>>>

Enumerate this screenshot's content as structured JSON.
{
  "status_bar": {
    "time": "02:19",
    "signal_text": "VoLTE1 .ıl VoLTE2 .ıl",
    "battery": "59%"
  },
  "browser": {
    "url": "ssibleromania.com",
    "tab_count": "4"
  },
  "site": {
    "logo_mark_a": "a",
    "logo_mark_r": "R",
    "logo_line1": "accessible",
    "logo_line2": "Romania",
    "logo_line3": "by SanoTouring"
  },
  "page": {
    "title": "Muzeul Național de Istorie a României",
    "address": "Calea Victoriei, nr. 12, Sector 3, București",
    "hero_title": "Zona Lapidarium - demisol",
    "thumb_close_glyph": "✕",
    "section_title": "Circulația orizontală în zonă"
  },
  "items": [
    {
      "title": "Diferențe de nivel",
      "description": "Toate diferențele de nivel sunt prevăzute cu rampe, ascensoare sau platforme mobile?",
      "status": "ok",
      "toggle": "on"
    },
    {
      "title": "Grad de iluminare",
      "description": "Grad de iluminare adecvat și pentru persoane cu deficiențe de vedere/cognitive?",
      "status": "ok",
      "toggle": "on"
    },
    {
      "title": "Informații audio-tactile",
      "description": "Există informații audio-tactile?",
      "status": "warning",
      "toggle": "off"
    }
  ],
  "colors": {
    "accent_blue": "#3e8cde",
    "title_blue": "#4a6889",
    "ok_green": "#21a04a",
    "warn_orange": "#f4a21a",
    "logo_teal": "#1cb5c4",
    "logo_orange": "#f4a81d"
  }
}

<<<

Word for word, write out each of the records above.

▶ [Solution to the exercise]
Enumerate this screenshot's content as structured JSON.
{
  "status_bar": {
    "time": "02:19",
    "signal_text": "VoLTE1 .ıl VoLTE2 .ıl",
    "battery": "59%"
  },
  "browser": {
    "url": "ssibleromania.com",
    "tab_count": "4"
  },
  "site": {
    "logo_mark_a": "a",
    "logo_mark_r": "R",
    "logo_line1": "accessible",
    "logo_line2": "Romania",
    "logo_line3": "by SanoTouring"
  },
  "page": {
    "title": "Muzeul Național de Istorie a României",
    "address": "Calea Victoriei, nr. 12, Sector 3, București",
    "hero_title": "Zona Lapidarium - demisol",
    "thumb_close_glyph": "✕",
    "section_title": "Circulația orizontală în zonă"
  },
  "items": [
    {
      "title": "Diferențe de nivel",
      "description": "Toate diferențele de nivel sunt prevăzute cu rampe, ascensoare sau platforme mobile?",
      "status": "ok",
      "toggle": "on"
    },
    {
      "title": "Grad de iluminare",
      "description": "Grad de iluminare adecvat și pentru persoane cu deficiențe de vedere/cognitive?",
      "status": "ok",
      "toggle": "on"
    },
    {
      "title": "Informații audio-tactile",
      "description": "Există informații audio-tactile?",
      "status": "warning",
      "toggle": "off"
    }
  ],
  "colors": {
    "accent_blue": "#3e8cde",
    "title_blue": "#4a6889",
    "ok_green": "#21a04a",
    "warn_orange": "#f4a21a",
    "logo_teal": "#1cb5c4",
    "logo_orange": "#f4a81d"
  }
}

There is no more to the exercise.